But after three years of hell on Rikers, Browder struggled to adjust to the outside world. According to Gonnerman, he experienced deep bouts of depression, became increasingly paranoid and made attempts to take his life. He spent time in a psychiatric hospital in Harlem.
Along the way, he also became the face of reform for Rikers Island.
In April, in a statement provided to The New Yorker, New York City Mayor Bill de Blasio said that Browder’s “tragic story put a human face on Rikers Island’s culture of delay — a culture with profound human and fiscal costs for defendants and our city.”
Since Browder’s release from jail, de Blasio and Department of Correction Commissioner Joseph Ponte have introduced a series of major reforms at Rikers. Perhaps most significantly, the pair have ended the practice of putting 16- and 17-year-olds into solitary confinement.
According to data released by the mayor’s office earlier this year, of the 10,000 inmates jailed at Rikers, about 1,500 have been there for at least a year without being convicted of a crime. As in Browder’s case, these lengthy pretrial stays are often the result of unaffordable bail, long court backlogs, bad legal representation or a combination thereof. Sometimes, inmates experience protracted pretrial detainment as part of an intentional strategy by their attorneys.
De Blasio said these 1,500 inmates were all scheduled to have a court date last month, with the aim of resolving their cases by the end of the year.
But for many, these reforms are too little, too late.
The activist Glenn Martin spent six years in prison before founding Just Leadership USA, an organization that aims to reduce America’s prison population by half. Martin is now president of the organization.
In a statement to HuffPost Monday, Martin called for the “removal of all youth from Rikers Island,” a move he said would be a “conservative step in the right direction.”
“There is no meaningful reform that involves young people remaining incarcerated on Rikers Island,” he said. “Observers have long known that New York’s premier institution of punishment churns out human carnage on a much grander scale than public safety or rehabilitation.”
“Ultimately, we are all collectively responsible for the death of Kalief, since our insidious criminal justice system exists in our name,” Martin continued. “The heartbreaking loss of Kalief reminds us that criminal justice reform isn’t merely an academic exercise being negotiated in our nation’s power centers — the lives of our children are literally on the line.”
Matt Curtis, policy director at the group Voices of Community Activists & Leaders New York, which opposes mass incarceration, said in a statement Monday that Browder’s death is “a tragedy that should have never happened, especially in a city that boasts its commitment to progressive values.”
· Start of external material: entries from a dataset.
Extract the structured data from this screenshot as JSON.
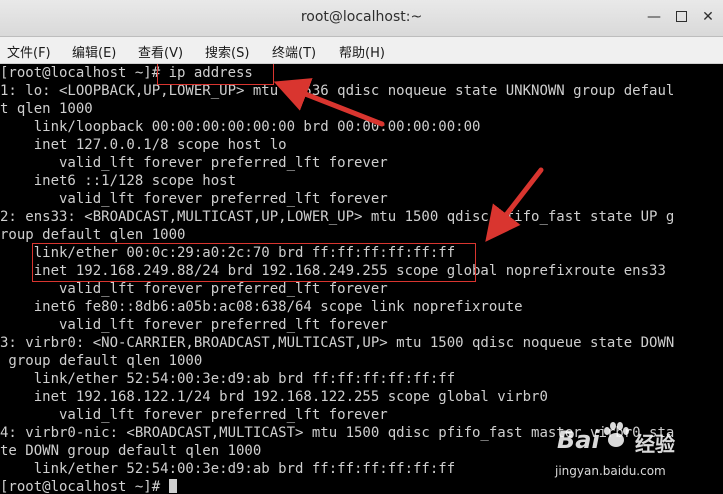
{
  "window": {
    "title": "root@localhost:~",
    "minimize_glyph": "—",
    "close_glyph": "✕"
  },
  "menubar": {
    "items": [
      {
        "label": "文件(F)"
      },
      {
        "label": "编辑(E)"
      },
      {
        "label": "查看(V)"
      },
      {
        "label": "搜索(S)"
      },
      {
        "label": "终端(T)"
      },
      {
        "label": "帮助(H)"
      }
    ]
  },
  "terminal": {
    "lines": [
      "[root@localhost ~]# ip address",
      "1: lo: <LOOPBACK,UP,LOWER_UP> mtu 65536 qdisc noqueue state UNKNOWN group defaul",
      "t qlen 1000",
      "    link/loopback 00:00:00:00:00:00 brd 00:00:00:00:00:00",
      "    inet 127.0.0.1/8 scope host lo",
      "       valid_lft forever preferred_lft forever",
      "    inet6 ::1/128 scope host",
      "       valid_lft forever preferred_lft forever",
      "2: ens33: <BROADCAST,MULTICAST,UP,LOWER_UP> mtu 1500 qdisc pfifo_fast state UP g",
      "roup default qlen 1000",
      "    link/ether 00:0c:29:a0:2c:70 brd ff:ff:ff:ff:ff:ff",
      "    inet 192.168.249.88/24 brd 192.168.249.255 scope global noprefixroute ens33",
      "       valid_lft forever preferred_lft forever",
      "    inet6 fe80::8db6:a05b:ac08:638/64 scope link noprefixroute",
      "       valid_lft forever preferred_lft forever",
      "3: virbr0: <NO-CARRIER,BROADCAST,MULTICAST,UP> mtu 1500 qdisc noqueue state DOWN",
      " group default qlen 1000",
      "    link/ether 52:54:00:3e:d9:ab brd ff:ff:ff:ff:ff:ff",
      "    inet 192.168.122.1/24 brd 192.168.122.255 scope global virbr0",
      "       valid_lft forever preferred_lft forever",
      "4: virbr0-nic: <BROADCAST,MULTICAST> mtu 1500 qdisc pfifo_fast master virbr0 sta",
      "te DOWN group default qlen 1000",
      "    link/ether 52:54:00:3e:d9:ab brd ff:ff:ff:ff:ff:ff"
    ],
    "prompt": "[root@localhost ~]# "
  },
  "watermark": {
    "brand_left": "Bai",
    "brand_right": "经验",
    "site": "jingyan.baidu.com"
  },
  "colors": {
    "annotation_red": "#d9352f",
    "terminal_bg": "#000000",
    "terminal_fg": "#cfcfcf"
  }
}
“The violence and injustice Kalief endured at the hands of the criminal justice system is inexcusable, and we should be ashamed of the rampant and unchecked violence in our jails and prisons,” said Curtis. “The system we have is designed to dehumanize people of color, people suffering from mental illness, innocent people like Kalief Browder.”